In a discussion with analysts, Hortonworks CEO Rob Beardon reported that they were “already sharing the same bits” and that the OPDI relationship they shared helped to make the commonalities more obvious and easily rationalised so the agreement made sense.
“Like Hortonworks' earlier Enterprise Data Warehouse Optimisation offering, this new packaging strategy will permit the firm to combine its open source components with partner pieces that are not open source,” says Adrian.
“Hybrid open source combines ‘the free stuff' everyone shares with proprietary bits that help differentiate and monetise the whole package, the theory goes, and clearly both vendors hope the go to market strategy will play in Peoria as well as it does in the Silicon Valley venture capital community.
Adrian says the extra-cost, non-Apache piece in this agreement is IBM's Big SQL, which the company calls the ultimate hybrid engine that permits concurrent and optimised use Hive, HBase and Spark and other sources using a single database connection.

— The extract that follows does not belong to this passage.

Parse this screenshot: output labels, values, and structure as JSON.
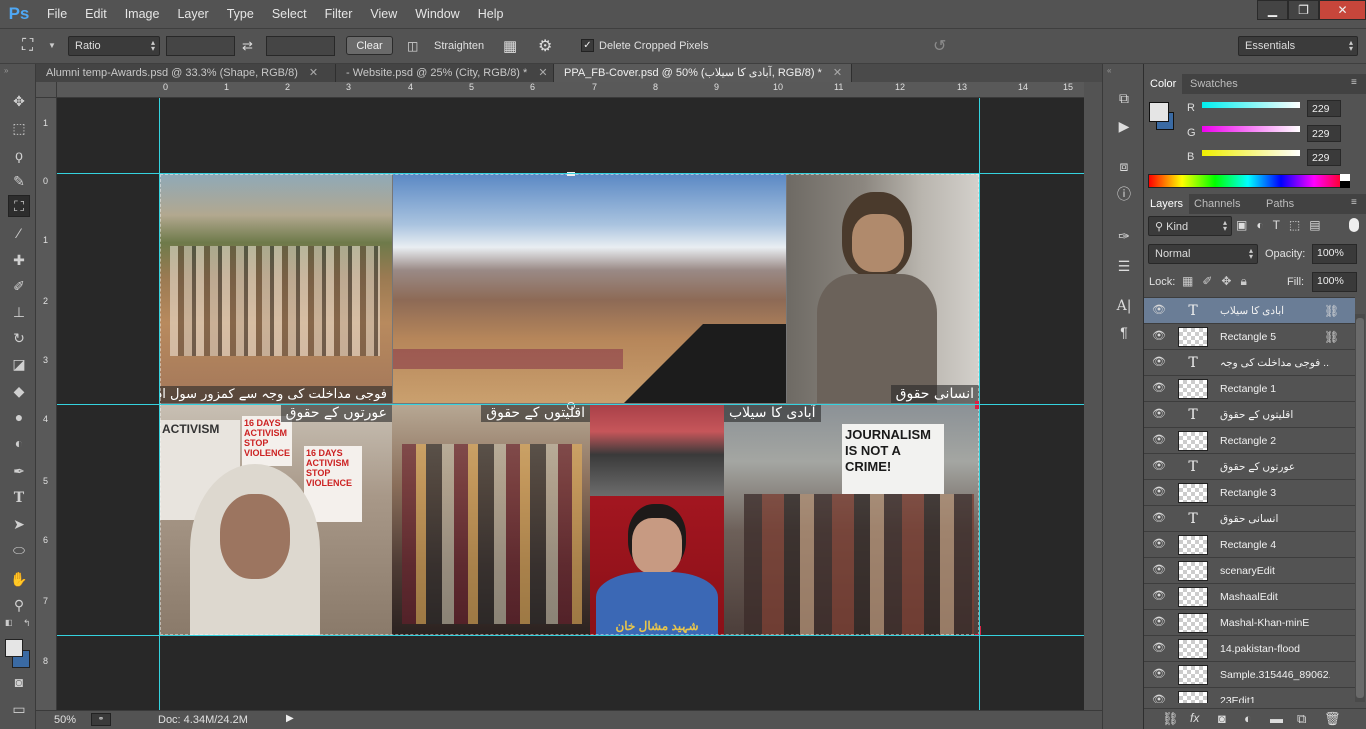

According to Adrian, the two firms will also raise the bar on the data governance front with both believing it to be a key driver of demand in mainstream firms in the months ahead.
They will advance the integration of IBM BigIntegrate, BigQuality and Information Governance Catalog with the Apache Atlas project Hortonworks has spearheaded.
“For IBM, the partnership will permit redirecting its internal resources from BigInsights to work on machine learning, Spark and governance,” says Adrian.
“IBM likely had nearly as many developers as customers on BigInsights, and many of its users were apparently given the offering as part of larger deals – usage stories have been few and far between, despite some suggestions in the press (though not directly from IBM) of hundreds of users.
Adrian says that both companies can focus their story higher up the stack and continue the evolution of the Hadoop narrative from “components and platforms” to “use cases and solutions.
“There are other challenges ahead for Hortonworks – they'll have to accommodate and convert some IBM customers, and maybe convince them to pay. Moreover, the IBM deal does not help them in the cloud much,” says Adrian.
“Their Microsoft partnership will continue to do that, but the choice between those two partners will be another interesting challenge for the Hortonworks sales force to navigate in the months ahead.